In this post I stated:
"... I will [continue to] review my direction as I set out on the course of this Blog and as the need arises I will change courses. I am going to focus my writing on what I am best at - Fatherhood and Planning. Combining these topics follows one of my core beliefs. That is, children make families, families make communities, communities make nations and nations make up the world. So by creating healthy children in happy families we are doing our part to make a better World."
A year and a half later I still hold to this belief. My posts have generally stayed on topic; however, a much clearer central theme has emerged: Conflict. Specifically, I have provided tools, also called "hacks" or "habits", to help identify, manage and avoid conflict in our lives.
By understanding, managing and avoiding conflict we are able to achieve more of the things we want in our lives. The quote by Sun Tsu from the Art of War sums it up best:
- Knowing the other and knowing yourself ~ in one hundred battles no danger.
- Not knowing the other but knowing yourself ~ one defeat for every victory.
- Not knowing the other or yourself ~ in every battle defeat.
I continue to muddle and make adjustments along the way. To this end I have started a new website: EdgeOnStrategy.Com that will focus on strategic thinking. This Blog will remain a stand alone site however it will be affiliated with the new site. As a reader, the impact will be minimal, however, there will be growing pains as we move through this transition period. For content I will continue to share my experience and insights on getting along with the other humans and doing the next right thing.
Colliding World Views
In my experience perception has been one of the most significant causes of conflict. I've written about internal influences on perception - the science behind how personalities effect our perceptions and the conflict this can create. I've also written about external influence on perception such as childhood, education, culture and family of origin and conflict that this creates.
By doing this I have presented a dialogue between "nature and nurture". This approach of using a dialogue between ideas to arrive at a full picture is at the centre of my perceptions. As a student of the humanities, dialectics was a model central to my studies and generally accepted by my peers. I have carried this bias with me for twenty years and stand behind it's usefulness to this day.
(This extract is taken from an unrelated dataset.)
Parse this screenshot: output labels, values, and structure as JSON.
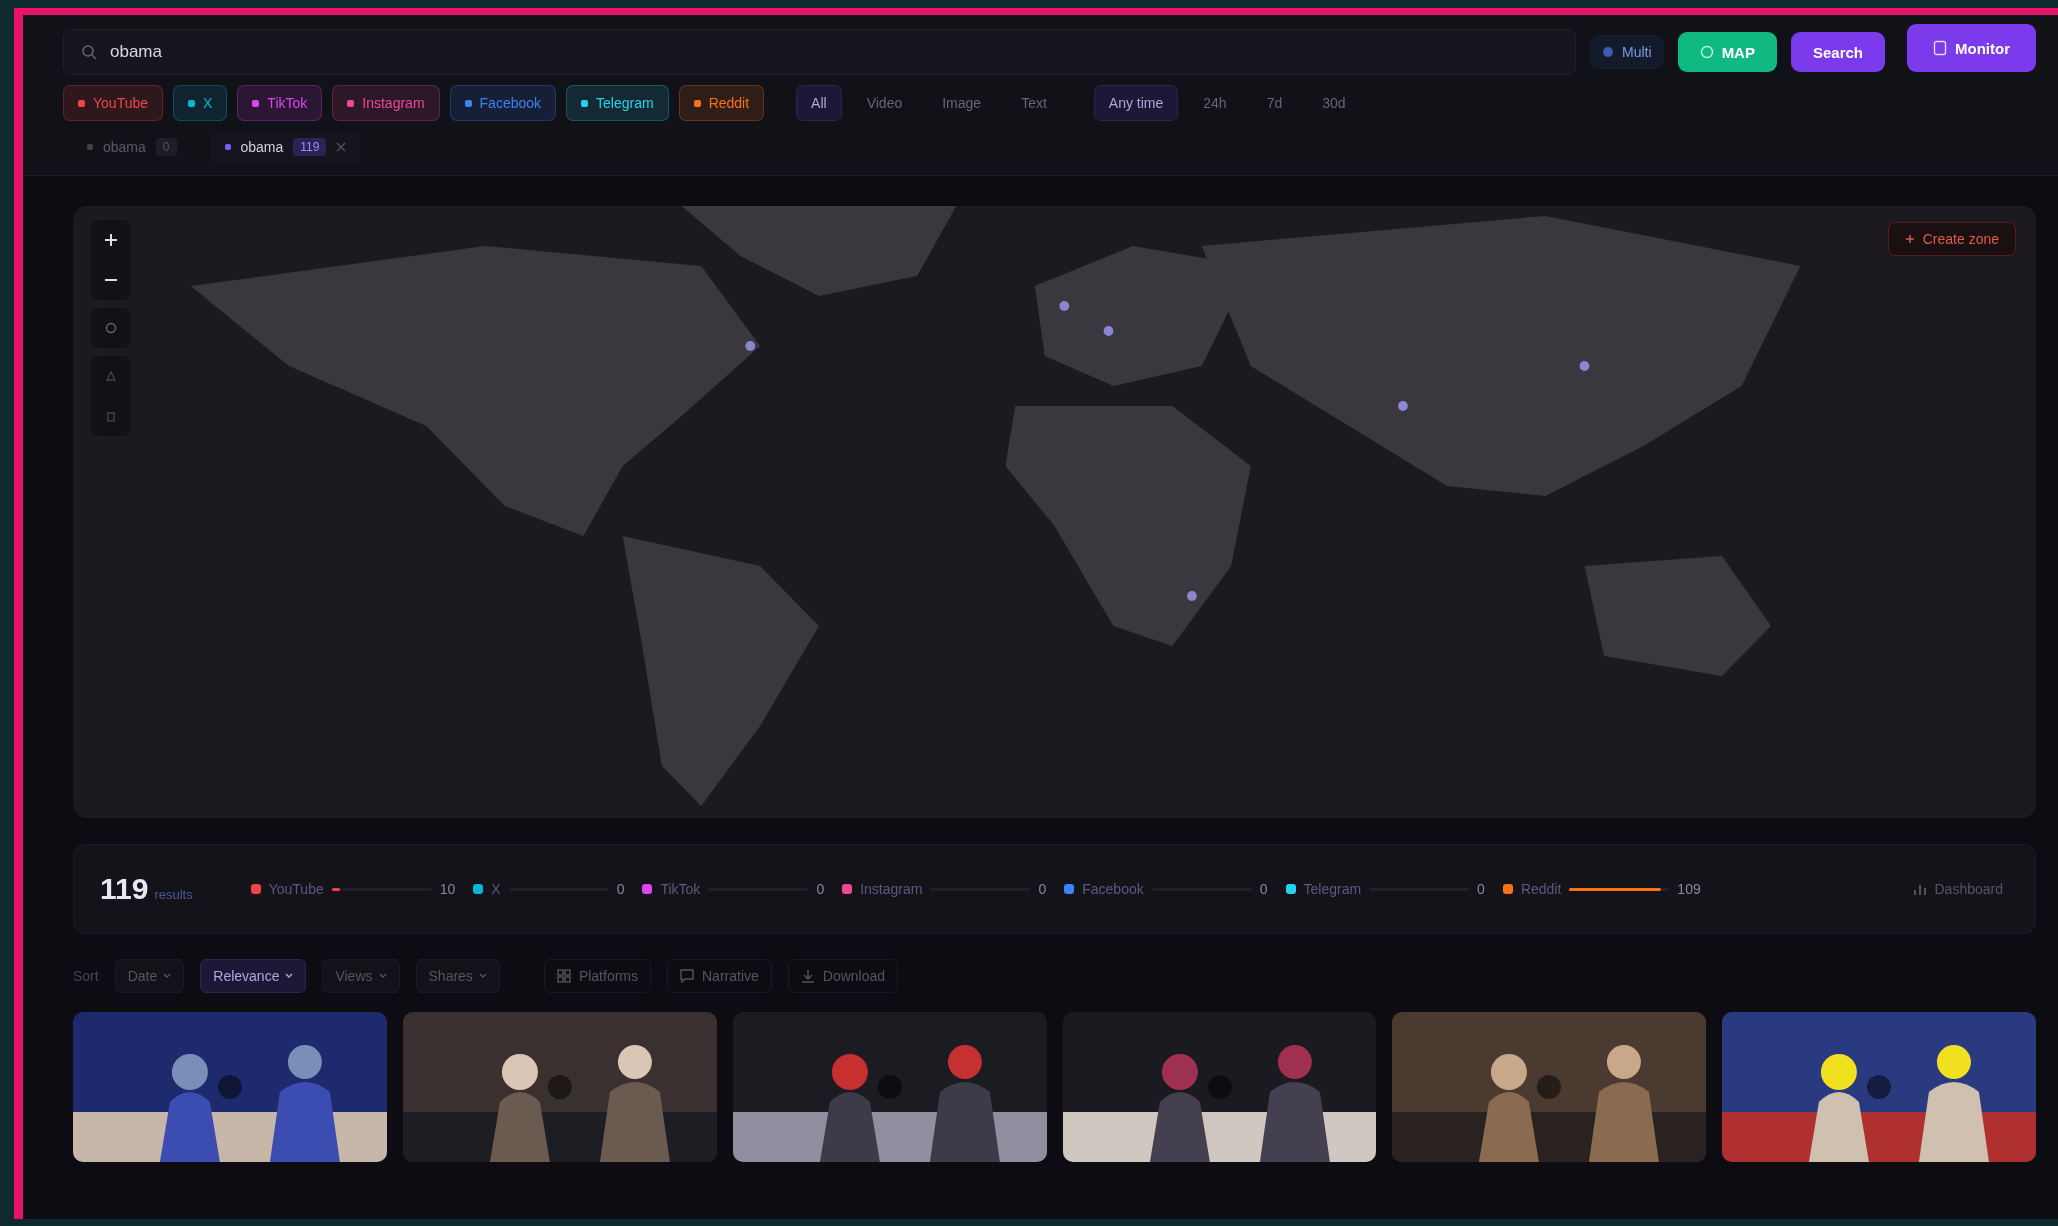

The problem is not everyone a) know about dialectics, and b) agrees with it.
First off, it is a model that came from Marxism and carries the shadow of the big red cloud of Communism with it. The original application of dialectics was the social theory that capitalism (thesis) + communism (antithesis) = socialism (synthesis). This application did not stand the test of time; however, the underlying model has many real world applications:
Thesis + Antithesis = Synthesis
For boomers who grew up under the shadow of the World Wars, when communism posed a real threat to the western lifestyle, a social theory like dialectics can be tough to swallow.
This is a clear example of how deep emotional, and often subconscious, responses based on perceptions and world views that land us in conflict. The assumption that a dialogue between ideas is stronger than a polarized approach can produce conflict. For example, the nature vs nurture argument can trigger responses rooted in religion. Even for people who don't practice religion. Inadvertently we have stepped into the evolution vs creation debate and all the baggage that comes with it.
The preconception I have towards dialogue was learned - like any other habit. Most experts say it takes three months to form a habit. In my experience, it takes the same amount of time to form a new idea. Perhaps this is why semesters are three months long - or a happy coincidence?
When we first encounter a new idea it is uncomfortable.
Especially when it conflicts with another idea that already has taken hold. This is why most of the ideas we have today were learned when we were young - often from our families. When we were given bad information at an early age it can be tough to overcome.
This is certainly true for me. It would take some pretty convincing evidence and time to change my core belief that a dialectic approach is better than a positional one. This self-awareness however can help me manage and avoid conflict. Returning to Sun Tsu - if I know I am predisposed to dialogue and my peer is predisposed to positions then I can make the conscious choice run, fight or negotiate as the situation dictates - rather than react blindly based on old and sometimes faulty information.
In summary, one of my central beliefs is: "dialogue is more productive than positional thinking". Not everyone shares this belief and this can create conflict that could be easily avoided. Following my own belief there must be opportunity for dialogue between my core belief and a more positional one. As I write this I can see a certain hypocrisy in my own world view in that I am positional about dialogue.
Hmm... I'll have to work on that.
I've stumbled onto a topic that is worth a deeper look than one post. My next post I will look at another source of conflicting world views - dualism.